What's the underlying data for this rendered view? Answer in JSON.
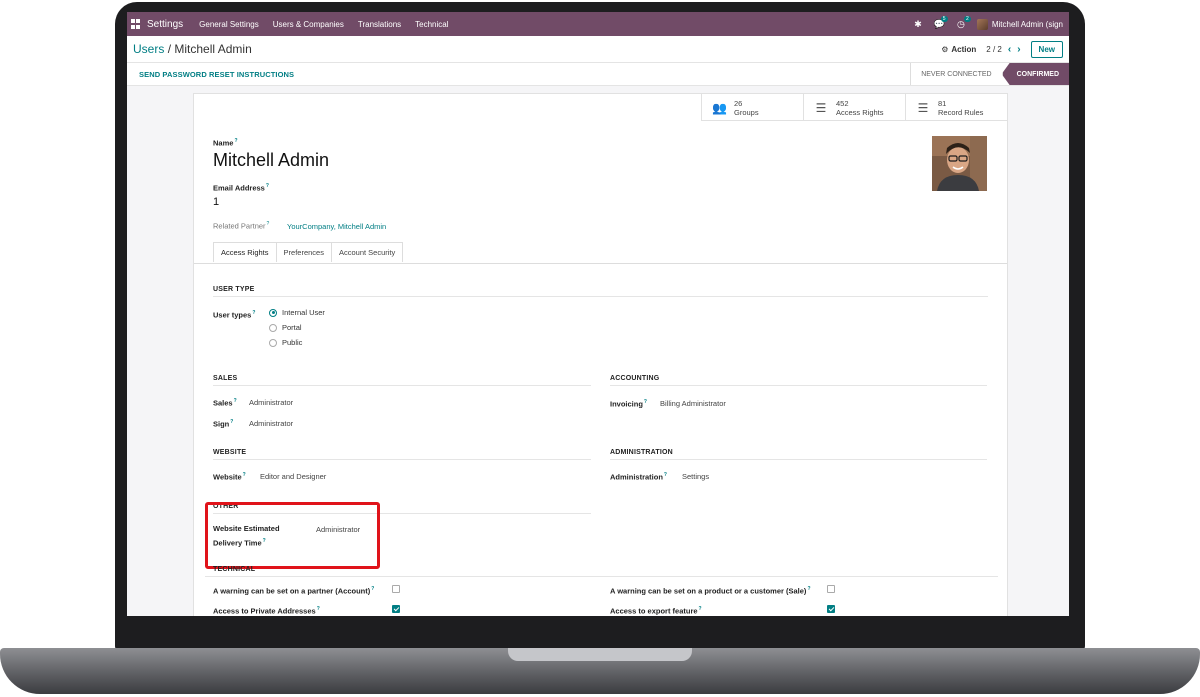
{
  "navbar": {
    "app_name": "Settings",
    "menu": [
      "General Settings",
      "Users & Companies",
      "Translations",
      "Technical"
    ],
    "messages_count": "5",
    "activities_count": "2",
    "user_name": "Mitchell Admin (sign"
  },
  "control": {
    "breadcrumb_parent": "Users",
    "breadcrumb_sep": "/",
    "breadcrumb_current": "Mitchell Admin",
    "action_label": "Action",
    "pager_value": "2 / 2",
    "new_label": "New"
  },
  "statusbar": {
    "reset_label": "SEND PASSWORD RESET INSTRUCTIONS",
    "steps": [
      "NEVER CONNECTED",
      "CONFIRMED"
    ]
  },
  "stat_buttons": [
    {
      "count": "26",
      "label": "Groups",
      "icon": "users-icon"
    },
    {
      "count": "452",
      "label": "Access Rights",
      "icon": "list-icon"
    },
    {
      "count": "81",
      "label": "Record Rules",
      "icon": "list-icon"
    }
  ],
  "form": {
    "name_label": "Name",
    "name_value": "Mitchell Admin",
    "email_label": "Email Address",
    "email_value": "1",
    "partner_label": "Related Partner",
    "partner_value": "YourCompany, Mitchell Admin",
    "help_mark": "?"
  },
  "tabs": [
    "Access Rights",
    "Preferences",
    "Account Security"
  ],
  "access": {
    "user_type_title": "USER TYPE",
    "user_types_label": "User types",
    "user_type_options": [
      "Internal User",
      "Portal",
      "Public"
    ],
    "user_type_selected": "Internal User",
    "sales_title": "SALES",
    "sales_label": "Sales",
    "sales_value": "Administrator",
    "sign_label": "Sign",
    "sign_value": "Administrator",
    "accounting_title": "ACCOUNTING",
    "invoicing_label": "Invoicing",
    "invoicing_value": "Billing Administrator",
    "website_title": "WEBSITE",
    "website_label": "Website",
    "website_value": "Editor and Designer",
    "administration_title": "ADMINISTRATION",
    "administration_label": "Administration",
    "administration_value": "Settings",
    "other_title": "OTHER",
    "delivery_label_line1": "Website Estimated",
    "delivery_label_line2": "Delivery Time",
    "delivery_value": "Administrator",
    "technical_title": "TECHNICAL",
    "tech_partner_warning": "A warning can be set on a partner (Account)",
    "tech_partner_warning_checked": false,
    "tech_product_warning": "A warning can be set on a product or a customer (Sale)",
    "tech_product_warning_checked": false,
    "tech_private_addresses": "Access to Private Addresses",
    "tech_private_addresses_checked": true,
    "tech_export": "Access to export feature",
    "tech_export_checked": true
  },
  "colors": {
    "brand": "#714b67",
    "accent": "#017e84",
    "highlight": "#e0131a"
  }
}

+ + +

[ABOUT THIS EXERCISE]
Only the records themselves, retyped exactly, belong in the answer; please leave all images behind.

[ANSWER AREA]
What's the underlying data for this rendered view? Answer in JSON.
{
  "navbar": {
    "app_name": "Settings",
    "menu": [
      "General Settings",
      "Users & Companies",
      "Translations",
      "Technical"
    ],
    "messages_count": "5",
    "activities_count": "2",
    "user_name": "Mitchell Admin (sign"
  },
  "control": {
    "breadcrumb_parent": "Users",
    "breadcrumb_sep": "/",
    "breadcrumb_current": "Mitchell Admin",
    "action_label": "Action",
    "pager_value": "2 / 2",
    "new_label": "New"
  },
  "statusbar": {
    "reset_label": "SEND PASSWORD RESET INSTRUCTIONS",
    "steps": [
      "NEVER CONNECTED",
      "CONFIRMED"
    ]
  },
  "stat_buttons": [
    {
      "count": "26",
      "label": "Groups",
      "icon": "users-icon"
    },
    {
      "count": "452",
      "label": "Access Rights",
      "icon": "list-icon"
    },
    {
      "count": "81",
      "label": "Record Rules",
      "icon": "list-icon"
    }
  ],
  "form": {
    "name_label": "Name",
    "name_value": "Mitchell Admin",
    "email_label": "Email Address",
    "email_value": "1",
    "partner_label": "Related Partner",
    "partner_value": "YourCompany, Mitchell Admin",
    "help_mark": "?"
  },
  "tabs": [
    "Access Rights",
    "Preferences",
    "Account Security"
  ],
  "access": {
    "user_type_title": "USER TYPE",
    "user_types_label": "User types",
    "user_type_options": [
      "Internal User",
      "Portal",
      "Public"
    ],
    "user_type_selected": "Internal User",
    "sales_title": "SALES",
    "sales_label": "Sales",
    "sales_value": "Administrator",
    "sign_label": "Sign",
    "sign_value": "Administrator",
    "accounting_title": "ACCOUNTING",
    "invoicing_label": "Invoicing",
    "invoicing_value": "Billing Administrator",
    "website_title": "WEBSITE",
    "website_label": "Website",
    "website_value": "Editor and Designer",
    "administration_title": "ADMINISTRATION",
    "administration_label": "Administration",
    "administration_value": "Settings",
    "other_title": "OTHER",
    "delivery_label_line1": "Website Estimated",
    "delivery_label_line2": "Delivery Time",
    "delivery_value": "Administrator",
    "technical_title": "TECHNICAL",
    "tech_partner_warning": "A warning can be set on a partner (Account)",
    "tech_partner_warning_checked": false,
    "tech_product_warning": "A warning can be set on a product or a customer (Sale)",
    "tech_product_warning_checked": false,
    "tech_private_addresses": "Access to Private Addresses",
    "tech_private_addresses_checked": true,
    "tech_export": "Access to export feature",
    "tech_export_checked": true
  },
  "colors": {
    "brand": "#714b67",
    "accent": "#017e84",
    "highlight": "#e0131a"
  }
}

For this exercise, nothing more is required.